Anyways, the north. Well it was hot thats for sure. It got up to 137 F (53 C) one day, that means that you do not do anything between the hours of 11 and 5. We would have class or do an activity in the morning and then spend the rest of the day sitting in a puddle of own sweat. But its really not as bad as it sounds. I stayed hydrated by drinking a good 8-10 litres of water a day and by the end of the week the heat did not bother me nearly as much. Its going to be an adjustment but its possible. While we there I met someone who had worked on development projects in my village, which got me excited about the work possibilities. We also visited a garden in her town and I got to see that stuff actual grew in the north and that is another area of work I could venture into. Caitlin is a health volunteer so she taught a class at the elementary school about germs and the importance of hand washing and we got to observe a class at the middle school to get a better idea of what the Senegalese school system is like. Other than that most of our time was spent in her family compound or visiting her fiends in town. Everyone was so welcoming and patient with us trying to speak Pulaar and accomplish the tasks we had to do during the week. Oh and I got my hair braided into corn rows. It looks pretty ridiculous but is so much easier to manage. Pictures may or may not surface at some point in the future.
Training is almost over, swear in is May 9th (that is if I pass my language test, so far no one in my class has reached the level but hopefully that will change during the next two weeks). The last bit of training is packed with a trip to Dakar and workshop with our counterparts who shall becoming to Thies from each of our sites to meet us and learn about the work that we will are supposed to do at site.
Lastly I have to mention plastic bags.

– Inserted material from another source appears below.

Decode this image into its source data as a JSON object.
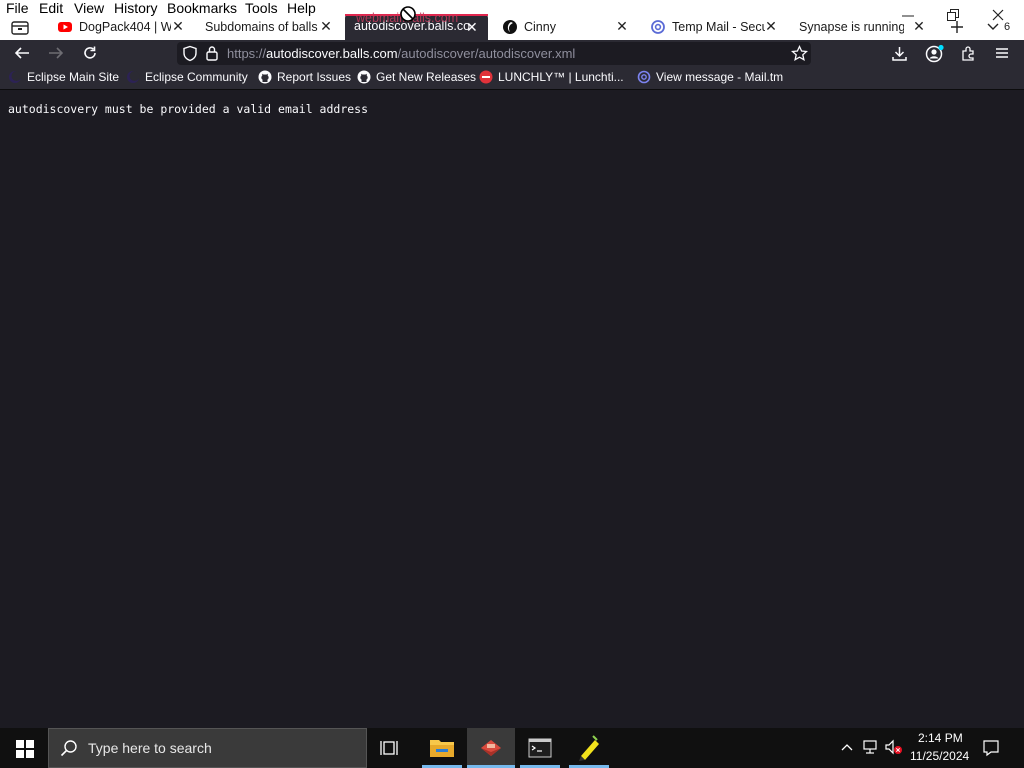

Before I came to Senegal I was on campaign against plastic bags. I would bring my own bags when I went shopping and would pester everyone I knew to do the same. Well now I am in the country of plastic bags. Everything from water, oil, peanut butter to plastic bags themselves come in plastic bags. And since there is no waste management system here these bags just line the streets. I know that as a Peace Corps Volunteer it is out of my means to tackle this problem on the scale I would like, it is something that I will try to work on on some level. But the next time you go shopping just think of me drowning in a sea of plastic bags and bring a reusable one with you. Thanks!